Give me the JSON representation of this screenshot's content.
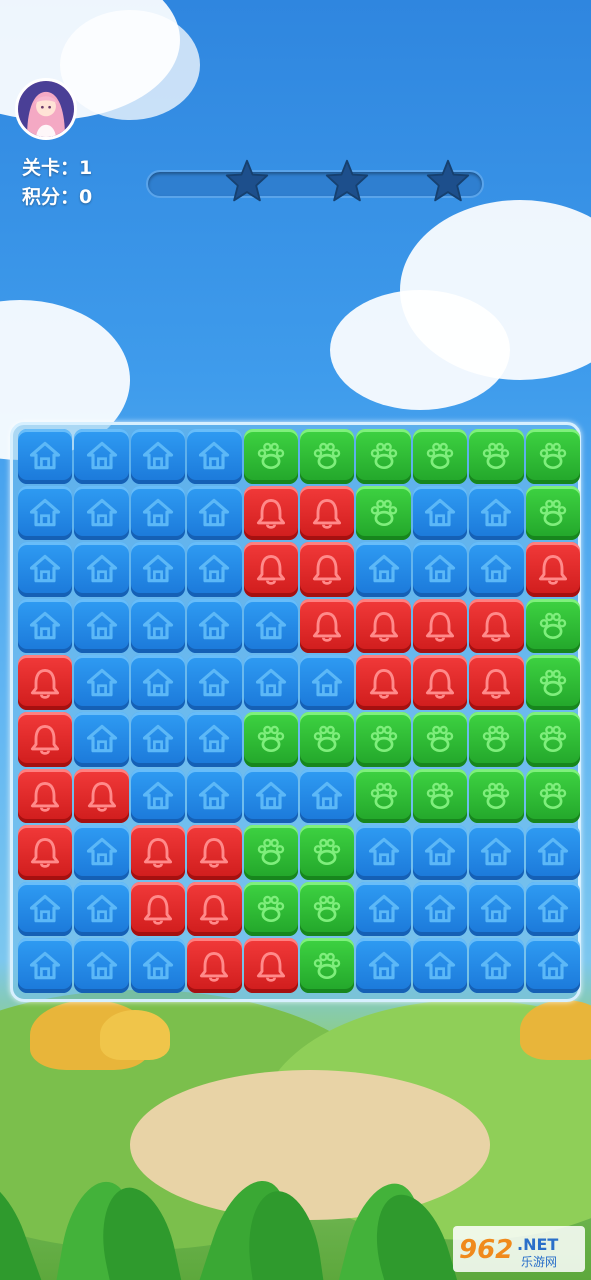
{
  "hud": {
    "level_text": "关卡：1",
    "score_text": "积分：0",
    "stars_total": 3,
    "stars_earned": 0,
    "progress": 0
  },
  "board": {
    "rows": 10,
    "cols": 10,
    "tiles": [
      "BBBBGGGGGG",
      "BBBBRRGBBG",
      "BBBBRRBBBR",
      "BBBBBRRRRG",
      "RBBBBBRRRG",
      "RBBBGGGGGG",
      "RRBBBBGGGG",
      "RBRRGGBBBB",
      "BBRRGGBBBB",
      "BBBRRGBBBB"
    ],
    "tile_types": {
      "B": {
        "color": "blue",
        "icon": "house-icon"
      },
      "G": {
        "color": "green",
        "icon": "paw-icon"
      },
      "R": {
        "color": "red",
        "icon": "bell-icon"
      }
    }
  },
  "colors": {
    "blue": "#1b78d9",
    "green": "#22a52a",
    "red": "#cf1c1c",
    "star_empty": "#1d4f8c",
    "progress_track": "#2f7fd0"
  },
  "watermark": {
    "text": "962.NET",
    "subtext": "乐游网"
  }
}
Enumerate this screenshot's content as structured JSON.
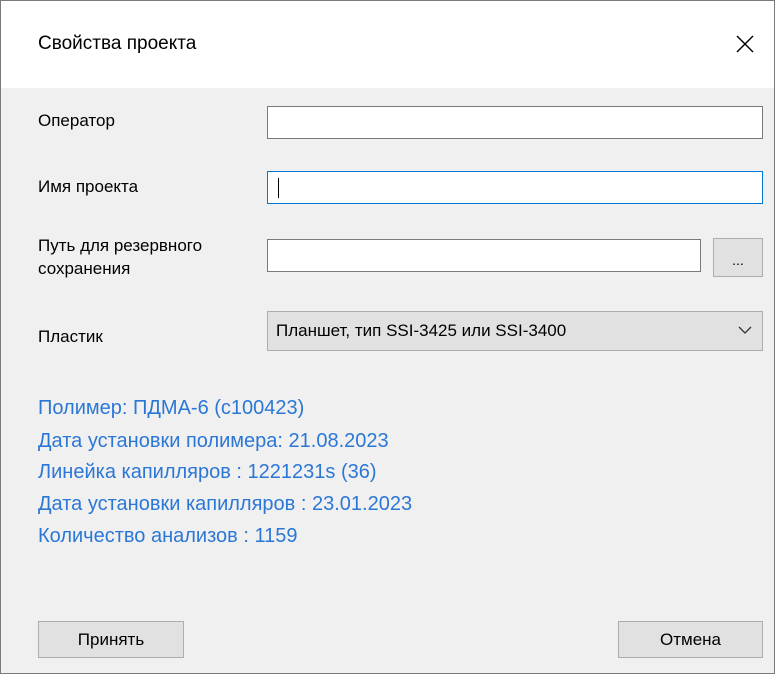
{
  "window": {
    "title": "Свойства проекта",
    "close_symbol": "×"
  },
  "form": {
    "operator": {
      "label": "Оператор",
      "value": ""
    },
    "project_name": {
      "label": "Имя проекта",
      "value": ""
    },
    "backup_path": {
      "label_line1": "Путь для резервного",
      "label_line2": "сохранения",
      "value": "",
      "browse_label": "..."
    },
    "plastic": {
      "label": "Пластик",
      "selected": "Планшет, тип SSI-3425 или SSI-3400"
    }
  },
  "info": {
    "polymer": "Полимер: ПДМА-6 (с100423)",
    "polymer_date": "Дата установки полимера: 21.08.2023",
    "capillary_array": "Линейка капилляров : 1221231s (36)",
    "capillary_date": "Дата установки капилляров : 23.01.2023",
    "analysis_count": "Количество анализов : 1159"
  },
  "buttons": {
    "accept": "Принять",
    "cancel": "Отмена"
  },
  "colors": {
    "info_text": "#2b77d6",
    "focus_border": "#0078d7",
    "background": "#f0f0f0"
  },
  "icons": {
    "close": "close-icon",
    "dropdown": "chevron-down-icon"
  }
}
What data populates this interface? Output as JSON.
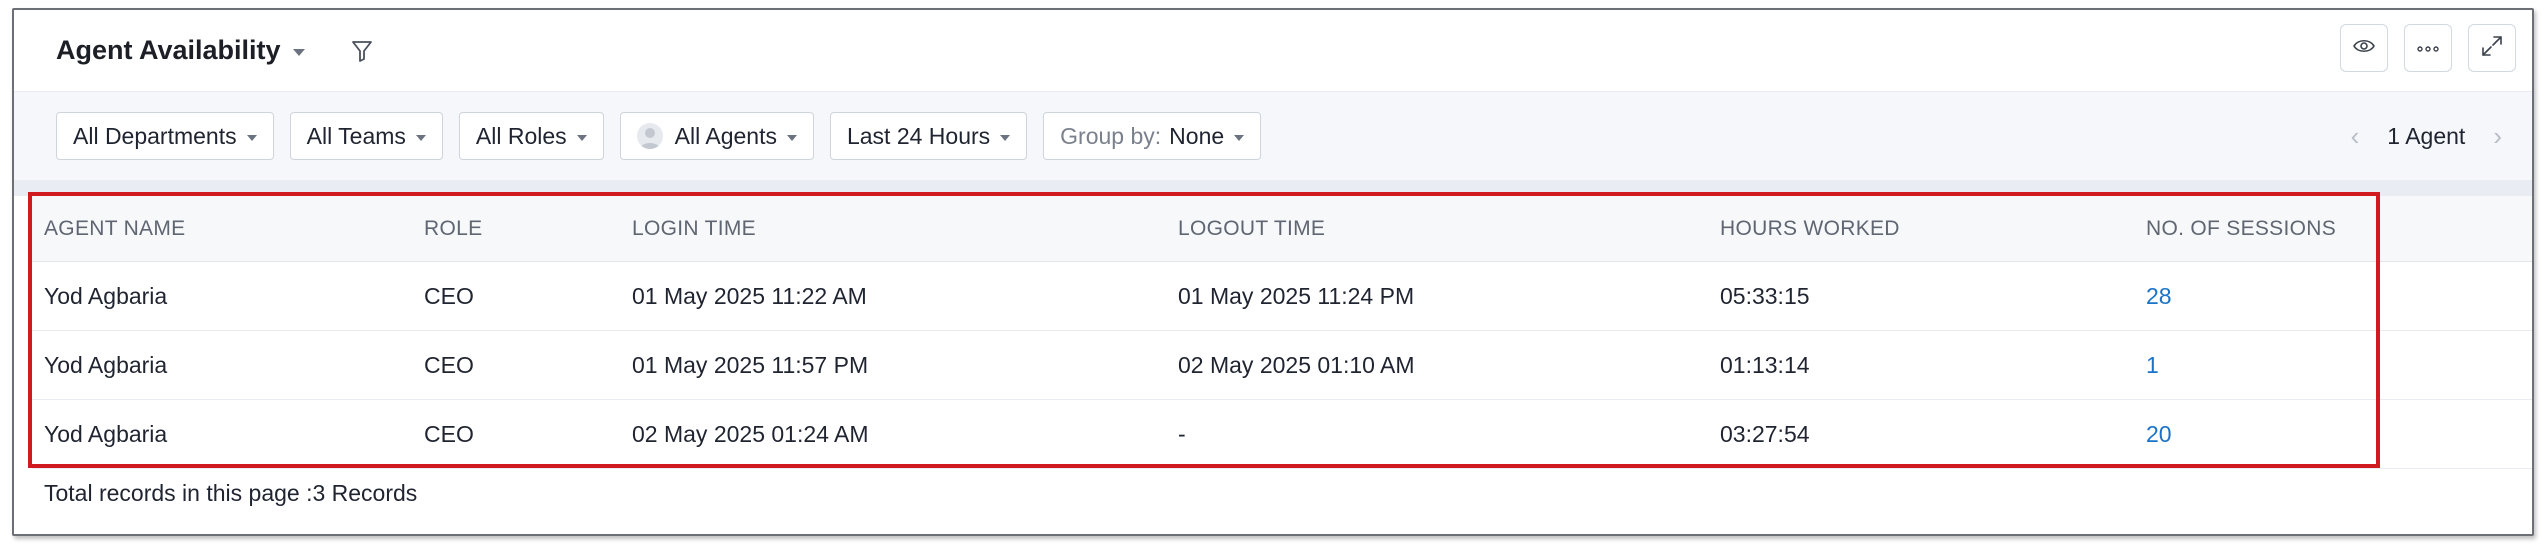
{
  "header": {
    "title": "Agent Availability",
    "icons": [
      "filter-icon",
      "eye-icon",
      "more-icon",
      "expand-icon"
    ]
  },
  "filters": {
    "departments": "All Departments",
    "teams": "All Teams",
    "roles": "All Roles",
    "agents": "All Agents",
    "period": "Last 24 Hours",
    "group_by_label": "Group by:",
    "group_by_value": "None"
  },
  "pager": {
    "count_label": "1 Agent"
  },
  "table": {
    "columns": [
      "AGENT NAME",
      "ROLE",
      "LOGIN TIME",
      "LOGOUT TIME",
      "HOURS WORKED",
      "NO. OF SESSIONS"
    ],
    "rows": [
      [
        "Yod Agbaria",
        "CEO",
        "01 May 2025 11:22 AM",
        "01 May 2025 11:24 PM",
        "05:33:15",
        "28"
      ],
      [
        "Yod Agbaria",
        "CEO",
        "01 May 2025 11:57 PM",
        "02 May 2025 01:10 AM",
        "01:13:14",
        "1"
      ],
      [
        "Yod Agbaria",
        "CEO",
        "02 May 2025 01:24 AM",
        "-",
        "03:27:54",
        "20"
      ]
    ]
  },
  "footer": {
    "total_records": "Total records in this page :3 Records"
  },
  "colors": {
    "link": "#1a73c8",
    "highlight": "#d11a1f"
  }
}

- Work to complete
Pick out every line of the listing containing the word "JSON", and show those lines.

- Response area
Give me the JSON representation of this screenshot's content.
Enumerate this screenshot's content as structured JSON.
What data populates this interface? Output as JSON.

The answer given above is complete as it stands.